Data extracted from a collection:
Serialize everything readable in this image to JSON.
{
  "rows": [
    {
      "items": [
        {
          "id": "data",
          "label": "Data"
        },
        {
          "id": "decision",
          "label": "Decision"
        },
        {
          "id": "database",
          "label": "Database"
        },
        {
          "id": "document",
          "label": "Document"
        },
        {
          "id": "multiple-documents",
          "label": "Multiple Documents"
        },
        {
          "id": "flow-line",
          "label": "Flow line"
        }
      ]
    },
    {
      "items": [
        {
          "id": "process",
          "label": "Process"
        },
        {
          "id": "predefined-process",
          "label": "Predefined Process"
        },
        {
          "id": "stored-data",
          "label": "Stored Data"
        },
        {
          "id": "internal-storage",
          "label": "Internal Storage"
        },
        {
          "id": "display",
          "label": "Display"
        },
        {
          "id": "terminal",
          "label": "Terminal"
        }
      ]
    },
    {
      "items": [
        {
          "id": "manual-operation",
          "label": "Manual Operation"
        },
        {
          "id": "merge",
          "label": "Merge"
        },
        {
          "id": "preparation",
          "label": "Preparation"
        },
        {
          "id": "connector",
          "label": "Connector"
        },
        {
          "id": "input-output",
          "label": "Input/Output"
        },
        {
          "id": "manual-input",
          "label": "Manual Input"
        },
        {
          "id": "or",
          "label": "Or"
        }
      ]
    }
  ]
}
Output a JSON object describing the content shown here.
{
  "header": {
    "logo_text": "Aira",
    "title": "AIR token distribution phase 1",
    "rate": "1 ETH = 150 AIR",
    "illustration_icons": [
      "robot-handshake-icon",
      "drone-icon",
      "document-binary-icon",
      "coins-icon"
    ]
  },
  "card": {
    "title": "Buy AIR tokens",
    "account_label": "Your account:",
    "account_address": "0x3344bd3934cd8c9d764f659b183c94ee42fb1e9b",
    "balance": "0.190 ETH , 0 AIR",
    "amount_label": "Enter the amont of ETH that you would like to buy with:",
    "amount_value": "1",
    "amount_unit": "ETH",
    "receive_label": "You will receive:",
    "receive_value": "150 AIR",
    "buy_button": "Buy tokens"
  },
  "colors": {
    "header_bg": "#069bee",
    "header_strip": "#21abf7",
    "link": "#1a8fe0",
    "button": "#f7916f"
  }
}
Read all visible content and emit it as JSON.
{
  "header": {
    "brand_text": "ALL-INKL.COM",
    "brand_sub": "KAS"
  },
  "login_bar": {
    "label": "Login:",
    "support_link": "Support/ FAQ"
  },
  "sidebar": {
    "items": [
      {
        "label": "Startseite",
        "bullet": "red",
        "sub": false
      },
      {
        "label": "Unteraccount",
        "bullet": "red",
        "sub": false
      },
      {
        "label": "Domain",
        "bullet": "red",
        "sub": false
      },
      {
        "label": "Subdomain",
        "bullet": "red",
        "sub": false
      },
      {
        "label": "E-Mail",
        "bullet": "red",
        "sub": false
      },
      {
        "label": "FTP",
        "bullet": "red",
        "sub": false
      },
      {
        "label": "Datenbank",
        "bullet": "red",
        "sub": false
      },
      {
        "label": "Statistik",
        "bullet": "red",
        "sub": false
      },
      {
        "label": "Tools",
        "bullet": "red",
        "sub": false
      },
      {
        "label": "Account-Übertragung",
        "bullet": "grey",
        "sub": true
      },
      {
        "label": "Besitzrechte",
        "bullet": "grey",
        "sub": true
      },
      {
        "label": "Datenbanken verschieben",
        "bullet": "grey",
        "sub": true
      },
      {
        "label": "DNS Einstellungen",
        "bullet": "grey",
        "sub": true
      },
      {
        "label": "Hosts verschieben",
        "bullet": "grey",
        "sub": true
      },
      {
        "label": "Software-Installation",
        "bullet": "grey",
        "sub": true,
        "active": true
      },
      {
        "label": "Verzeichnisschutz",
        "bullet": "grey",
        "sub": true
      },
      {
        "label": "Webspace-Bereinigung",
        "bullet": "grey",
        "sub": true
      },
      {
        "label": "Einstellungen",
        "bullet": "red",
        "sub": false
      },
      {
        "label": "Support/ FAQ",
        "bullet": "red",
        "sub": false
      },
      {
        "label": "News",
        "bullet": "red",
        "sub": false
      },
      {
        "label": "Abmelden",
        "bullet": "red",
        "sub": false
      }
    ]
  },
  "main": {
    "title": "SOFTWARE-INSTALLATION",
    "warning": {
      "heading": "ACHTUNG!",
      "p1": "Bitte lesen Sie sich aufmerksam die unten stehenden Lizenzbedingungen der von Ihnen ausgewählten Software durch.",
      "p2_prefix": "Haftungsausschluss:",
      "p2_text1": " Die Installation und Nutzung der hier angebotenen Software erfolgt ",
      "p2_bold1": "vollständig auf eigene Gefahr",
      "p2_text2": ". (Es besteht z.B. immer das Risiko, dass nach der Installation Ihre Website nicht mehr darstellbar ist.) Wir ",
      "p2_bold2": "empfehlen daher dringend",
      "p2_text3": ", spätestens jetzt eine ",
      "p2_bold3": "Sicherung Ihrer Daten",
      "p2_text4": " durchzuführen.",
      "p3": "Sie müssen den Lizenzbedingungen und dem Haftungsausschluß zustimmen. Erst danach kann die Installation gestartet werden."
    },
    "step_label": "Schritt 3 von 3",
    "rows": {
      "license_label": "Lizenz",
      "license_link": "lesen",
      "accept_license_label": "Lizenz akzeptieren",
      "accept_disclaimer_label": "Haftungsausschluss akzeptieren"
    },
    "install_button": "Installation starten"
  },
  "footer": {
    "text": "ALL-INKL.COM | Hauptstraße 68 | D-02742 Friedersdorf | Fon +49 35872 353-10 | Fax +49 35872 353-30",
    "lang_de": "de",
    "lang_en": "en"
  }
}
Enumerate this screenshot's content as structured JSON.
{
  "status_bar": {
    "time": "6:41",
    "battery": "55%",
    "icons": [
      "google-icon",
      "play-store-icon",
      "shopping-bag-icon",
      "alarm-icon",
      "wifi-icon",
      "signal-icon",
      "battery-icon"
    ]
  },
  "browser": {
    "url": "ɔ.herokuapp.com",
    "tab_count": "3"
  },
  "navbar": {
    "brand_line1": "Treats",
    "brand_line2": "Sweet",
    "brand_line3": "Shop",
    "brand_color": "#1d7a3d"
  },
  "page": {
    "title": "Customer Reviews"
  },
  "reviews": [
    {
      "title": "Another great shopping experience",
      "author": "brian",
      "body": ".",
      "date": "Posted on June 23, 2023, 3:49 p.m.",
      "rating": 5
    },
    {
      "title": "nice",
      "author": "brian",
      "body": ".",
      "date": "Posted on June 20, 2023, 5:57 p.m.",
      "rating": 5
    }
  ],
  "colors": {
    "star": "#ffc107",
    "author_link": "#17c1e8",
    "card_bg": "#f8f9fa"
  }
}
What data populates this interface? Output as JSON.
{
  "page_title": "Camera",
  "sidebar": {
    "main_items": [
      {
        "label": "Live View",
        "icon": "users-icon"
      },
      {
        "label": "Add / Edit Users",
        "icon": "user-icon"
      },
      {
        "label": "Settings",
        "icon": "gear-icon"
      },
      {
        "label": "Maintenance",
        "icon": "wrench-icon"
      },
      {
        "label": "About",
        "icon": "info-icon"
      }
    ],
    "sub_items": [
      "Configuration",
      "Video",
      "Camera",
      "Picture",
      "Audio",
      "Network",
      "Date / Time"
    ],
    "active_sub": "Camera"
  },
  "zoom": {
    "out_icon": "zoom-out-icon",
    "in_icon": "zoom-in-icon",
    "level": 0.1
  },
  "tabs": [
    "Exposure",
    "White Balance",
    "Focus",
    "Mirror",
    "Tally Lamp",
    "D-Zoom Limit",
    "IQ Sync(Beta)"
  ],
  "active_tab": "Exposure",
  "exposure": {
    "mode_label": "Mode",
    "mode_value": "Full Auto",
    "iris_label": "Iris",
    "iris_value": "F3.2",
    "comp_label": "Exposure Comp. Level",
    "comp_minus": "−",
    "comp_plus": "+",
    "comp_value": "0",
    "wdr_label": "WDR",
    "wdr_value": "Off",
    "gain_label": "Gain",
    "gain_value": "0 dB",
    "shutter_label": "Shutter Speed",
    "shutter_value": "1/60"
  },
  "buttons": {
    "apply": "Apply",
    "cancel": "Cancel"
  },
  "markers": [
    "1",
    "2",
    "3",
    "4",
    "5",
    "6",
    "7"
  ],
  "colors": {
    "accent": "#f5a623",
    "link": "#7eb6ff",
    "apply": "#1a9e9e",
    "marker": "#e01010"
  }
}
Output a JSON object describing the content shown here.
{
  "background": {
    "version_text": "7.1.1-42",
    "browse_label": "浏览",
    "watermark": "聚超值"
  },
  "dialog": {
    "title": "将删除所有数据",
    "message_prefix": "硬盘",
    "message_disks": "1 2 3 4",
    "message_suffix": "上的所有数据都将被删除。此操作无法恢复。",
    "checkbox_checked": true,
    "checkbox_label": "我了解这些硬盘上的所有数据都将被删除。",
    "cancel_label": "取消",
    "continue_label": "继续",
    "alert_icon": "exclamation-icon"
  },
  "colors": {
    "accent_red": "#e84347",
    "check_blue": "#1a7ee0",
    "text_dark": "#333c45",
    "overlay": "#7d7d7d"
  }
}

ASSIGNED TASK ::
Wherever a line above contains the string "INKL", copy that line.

EXERCISE ANSWER ::
    "brand_text": "ALL-INKL.COM",
    "text": "ALL-INKL.COM | Hauptstraße 68 | D-02742 Friedersdorf | Fon +49 35872 353-10 | Fax +49 35872 353-30",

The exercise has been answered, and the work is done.